1/4 teaspoon salt
1/4 teaspoon pepper
1 tablespoon olive oil

Preheat oven to 425 degrees.  Dust work surface with flour and roll out puff pastry .  Transfer pastry to a rimmed baking sheet lined with parchment.  Brush with egg wash.  Fold in all sides of the pastry about 1/2" and press down with tines of a fork.  Brush the folded edges with egg wash.  Prick entire surface of puff pastry with a fork to create air holes.  Bake pastry for approximately 10 minutes to par cook the dough.
Meanwhile, grate the cheese and slice the tomatoes. Combine nutmeg through pepper in a small dish.  Set aside.
Remove pastry from oven.  Cover inside edges of pastry with cheese and top with tomato slices.  Sprinkle with herb mixture.  Drizzle olive oil over the dried herbs to moisten.  Place tarte in oven and bake for 20-25 minutes until edges are golden brown and tomatoes and cheese are bubbling.  Remove from oven and let rest for 10 minutes.  Remove tarte from pan to cutting board.  Cut into squares and serve warm.

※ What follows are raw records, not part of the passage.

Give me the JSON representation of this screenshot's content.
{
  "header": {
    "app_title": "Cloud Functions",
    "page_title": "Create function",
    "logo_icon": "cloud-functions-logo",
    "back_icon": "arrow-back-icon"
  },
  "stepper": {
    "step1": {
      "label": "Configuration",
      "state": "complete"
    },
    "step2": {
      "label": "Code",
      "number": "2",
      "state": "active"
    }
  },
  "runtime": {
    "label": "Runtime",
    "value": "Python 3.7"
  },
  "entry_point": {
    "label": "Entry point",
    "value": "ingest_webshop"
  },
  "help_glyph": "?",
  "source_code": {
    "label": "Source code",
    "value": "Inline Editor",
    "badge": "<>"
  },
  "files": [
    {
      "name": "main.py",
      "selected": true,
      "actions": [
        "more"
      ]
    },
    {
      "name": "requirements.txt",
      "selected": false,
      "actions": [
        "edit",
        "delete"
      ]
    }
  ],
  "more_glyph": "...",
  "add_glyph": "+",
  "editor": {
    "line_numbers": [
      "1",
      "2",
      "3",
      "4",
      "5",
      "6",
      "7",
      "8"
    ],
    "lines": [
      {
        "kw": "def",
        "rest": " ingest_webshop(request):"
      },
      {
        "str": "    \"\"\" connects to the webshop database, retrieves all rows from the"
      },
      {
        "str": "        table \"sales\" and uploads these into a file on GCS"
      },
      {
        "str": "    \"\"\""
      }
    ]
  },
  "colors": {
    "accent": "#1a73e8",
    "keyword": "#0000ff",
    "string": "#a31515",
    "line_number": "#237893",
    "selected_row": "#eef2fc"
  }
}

If you a lucky there will be leftovers to reheat in your toaster oven for a snack or for a delicious breakfast rounded out with scrambled eggs.  If you are like me, someone else in your house already had this idea before you got up the next morning. That someone ate the rest of the tomato tarte disregarding rule #1:  Leave all last servings of anything especially baked items for the cook/baker.  I'm about to write someone up for breaking the rules.